A well written complaint letter will often get attention more effectively than a phone call or email message. There is something about a written letter that implies you are serious about your complaint.
First make sure you have the correct address to send the letter to an appropriate individual or office within the business. If you are unsure to whom the complaint letter should be directed you should call the company or check the company’s web page to identify the appropriate person or office to which a complaint letter should be directed.
A well written, courteous complaint letter should clearly state the purpose of your letter and the outcome or resolution you would like to see to rectify your complaint.
It is always a good strategy to begin your letter with a positive comment. For example, if you have had positive experiences with this company in the past mention those positive experiences.
State diplomatically, plainly and directly the reason or cause for your complaint and what you would like to see the business do to address your complaint including a reasonable timeframe for the suggested resolution. Avoid using sarcasm or threats. Keep in mind, in most instances, the reader of your letter will not be the person responsible for the problem you are complaining about so why insult or alienate them. Your chances for an amicable resolution are better if the person responsible for resolving complaints is on your side.
Make sure the facts in your complaint letter are accurate and legitimate. Include important dates, locations and other relevant information such as the specific product numbers or specific type of service and dates of service you are complaining about. Include with the letter copies of any relevant documents such as invoices or receipts (never send the originals).
Conclude your complaint letter by mentioning that you would like to continue doing business with the company and are looking forward to the company resolving your complaint in such a manner that it is possible for you to continue to have confidence in their product or service.
Emphasize in your conclusion why it is in the company’s best interest to grant your request. Usually mentioning how important it is to maintain the company’s good reputation for quality products or services is appropriate. Sometimes it may be appropriate to appeal to the company’s sense of fairness or justice. Close by thanking the reader in advance for taking the time to resolve your complaint.
Make sure your letter is dated, written clearly and concisely and signed. Type the letter on a computer that has a spelling and grammatical check. Nothing distracts from your message more than misspelled words or grammatical errors.
Keep a copy of the complaint letter.

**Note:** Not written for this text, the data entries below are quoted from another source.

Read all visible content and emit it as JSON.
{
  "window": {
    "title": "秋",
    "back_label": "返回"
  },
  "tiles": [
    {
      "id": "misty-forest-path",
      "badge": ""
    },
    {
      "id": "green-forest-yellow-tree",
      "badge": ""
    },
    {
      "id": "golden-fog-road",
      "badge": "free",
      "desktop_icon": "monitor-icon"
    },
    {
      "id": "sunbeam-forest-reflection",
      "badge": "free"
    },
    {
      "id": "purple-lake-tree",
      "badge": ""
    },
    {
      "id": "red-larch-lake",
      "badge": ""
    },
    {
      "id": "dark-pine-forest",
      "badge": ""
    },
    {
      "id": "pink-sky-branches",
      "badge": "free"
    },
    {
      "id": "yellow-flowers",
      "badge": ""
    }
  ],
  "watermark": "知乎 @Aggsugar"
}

If you do not receive a response within the timeframe you provided in the letter consider a second letter to the same individual or office asking them to follow up on your complaint and mentioning the next steps you are going to take if you do not hear from them in a reasonable time. A second option is to immediately send a letter to someone higher up in the organisation with a copy of your original complaint letter.